1970s: A decade of milestones
The decade that saw a series of musical upheavals from disco to punk rock also brought several major milestones for Bowers & Wilkins. The company introduced curved cabinet forms and new cone materials such as Aramid fibre. And it all culminated in the launch of the 801, soon to become the reference speaker of choice for many of the world’s leading recording studios.
1980s: The application of science
Extensive investment in research led to the establishment of the company’s dedicated R&D facility in Steyning. The era of MTV pop superstardom and bombastic stadium rock also saw Bowers & Wilkins buck the trend and introduce something small and unobtrusive: the “compact monitor”, or CM1.
1990s: Rewriting the rulebook
The 1990s saw the pioneering work of the Steyning research team realised in spectacular fashion with the launch of Nautilus™, a speaker that upended preconceived notions of speaker design. It also saw major product launches at both ends of the spectrum, with the unveiling of the highly regarded entry-level 600 Series and the flagship Nautilus 800 Series.
2000s: Hi-fi goes digital
The decade that brought us iPods and smartphones saw us embrace the new world of digital with the launch of the Zeppelin.

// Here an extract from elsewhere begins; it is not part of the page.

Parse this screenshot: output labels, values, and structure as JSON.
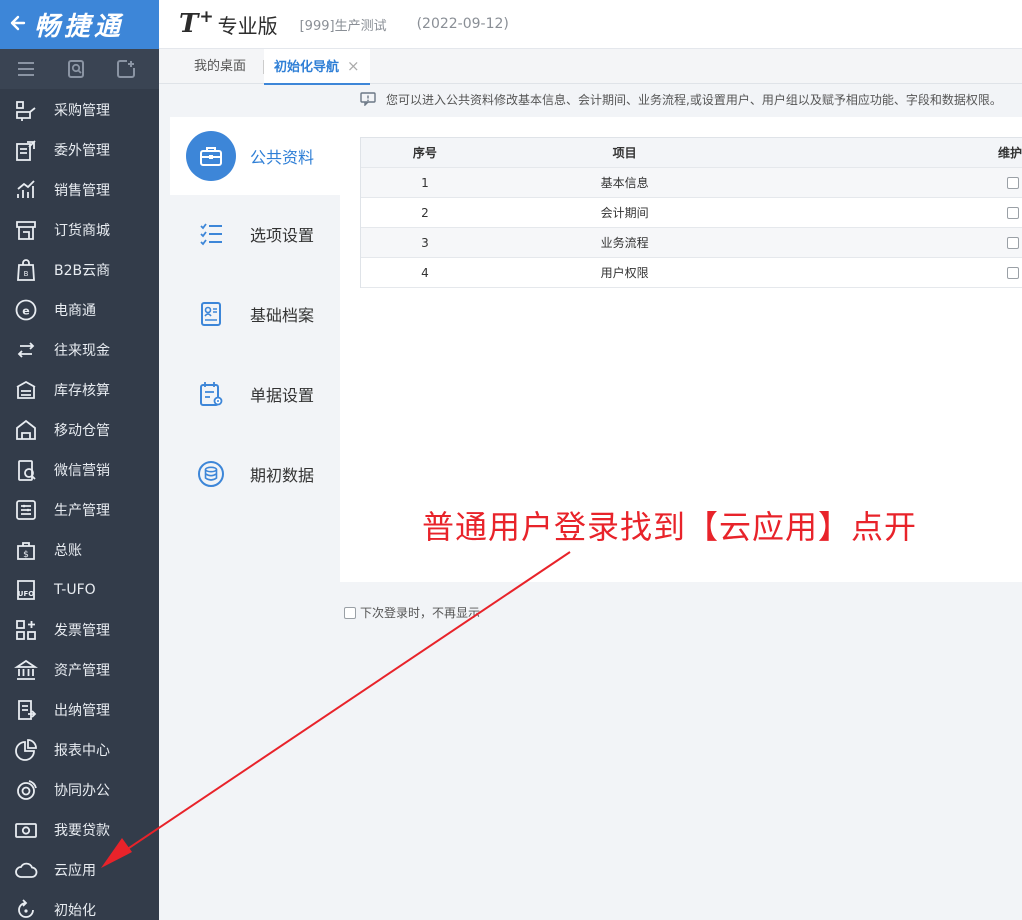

We also expanded into the car audio market with our partnership with Jaguar, and launched a revolutionary new speaker technology in the form of diamond tweeter domes.
The 2010s: Innovation overdrive
Monumental technological change seemed to be everywhere in the 2010s, and Bowers & Wilkins was no exception.
Solid body Tweeter-on-Top
Continuum™ cone FST
Aerofoil™ cone bass units
3-way vented-box system
1x ø25mm (1in) diamond dome high-frequency
1x ø150mm (6in) Continuum cone FST midrange
2x ø200mm (8in) Aerofoil cone bass units
20Hz to 35kHz
28Hz to 28kHz (+/-3dB from reference axis)
90dB (on axis at 2.83Vrms at 1m)
2nd and 3rd harmonics (90dB,1m on axis)
<1% 80Hz – 20kHz
<0.3% 100Hz – 20kHz
8Ω (minimum 3.0Ω)
Recommended amplifier power
50W – 500W into 8Ω on unclipped programme
Max. recommended cable impedance